_Work instructions_:
Could you set down every entry below exactly as it is?

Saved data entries
━━━━━━━━━━━━━━━━━━━━━━━━━━━━━━
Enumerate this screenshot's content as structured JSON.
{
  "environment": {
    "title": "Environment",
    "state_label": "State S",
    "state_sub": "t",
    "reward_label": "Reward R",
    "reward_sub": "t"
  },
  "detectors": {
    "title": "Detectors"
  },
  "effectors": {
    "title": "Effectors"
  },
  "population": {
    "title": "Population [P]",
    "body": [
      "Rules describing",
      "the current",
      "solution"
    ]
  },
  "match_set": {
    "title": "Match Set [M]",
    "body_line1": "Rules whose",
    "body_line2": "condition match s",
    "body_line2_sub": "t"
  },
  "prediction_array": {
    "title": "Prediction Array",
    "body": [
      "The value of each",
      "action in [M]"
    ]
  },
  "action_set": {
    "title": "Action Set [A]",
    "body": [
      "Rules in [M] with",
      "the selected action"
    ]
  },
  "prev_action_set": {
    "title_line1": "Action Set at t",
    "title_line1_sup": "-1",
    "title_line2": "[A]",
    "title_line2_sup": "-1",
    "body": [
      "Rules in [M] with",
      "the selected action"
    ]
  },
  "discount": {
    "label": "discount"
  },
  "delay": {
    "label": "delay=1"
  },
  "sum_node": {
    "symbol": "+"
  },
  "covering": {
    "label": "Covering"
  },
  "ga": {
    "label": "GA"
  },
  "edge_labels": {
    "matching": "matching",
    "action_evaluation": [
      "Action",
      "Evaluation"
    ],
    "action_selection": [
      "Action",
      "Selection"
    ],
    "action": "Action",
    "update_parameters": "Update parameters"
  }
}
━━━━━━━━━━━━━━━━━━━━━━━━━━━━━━
_Response area_:
Enumerate this screenshot's content as structured JSON.
{
  "environment": {
    "title": "Environment",
    "state_label": "State S",
    "state_sub": "t",
    "reward_label": "Reward R",
    "reward_sub": "t"
  },
  "detectors": {
    "title": "Detectors"
  },
  "effectors": {
    "title": "Effectors"
  },
  "population": {
    "title": "Population [P]",
    "body": [
      "Rules describing",
      "the current",
      "solution"
    ]
  },
  "match_set": {
    "title": "Match Set [M]",
    "body_line1": "Rules whose",
    "body_line2": "condition match s",
    "body_line2_sub": "t"
  },
  "prediction_array": {
    "title": "Prediction Array",
    "body": [
      "The value of each",
      "action in [M]"
    ]
  },
  "action_set": {
    "title": "Action Set [A]",
    "body": [
      "Rules in [M] with",
      "the selected action"
    ]
  },
  "prev_action_set": {
    "title_line1": "Action Set at t",
    "title_line1_sup": "-1",
    "title_line2": "[A]",
    "title_line2_sup": "-1",
    "body": [
      "Rules in [M] with",
      "the selected action"
    ]
  },
  "discount": {
    "label": "discount"
  },
  "delay": {
    "label": "delay=1"
  },
  "sum_node": {
    "symbol": "+"
  },
  "covering": {
    "label": "Covering"
  },
  "ga": {
    "label": "GA"
  },
  "edge_labels": {
    "matching": "matching",
    "action_evaluation": [
      "Action",
      "Evaluation"
    ],
    "action_selection": [
      "Action",
      "Selection"
    ],
    "action": "Action",
    "update_parameters": "Update parameters"
  }
}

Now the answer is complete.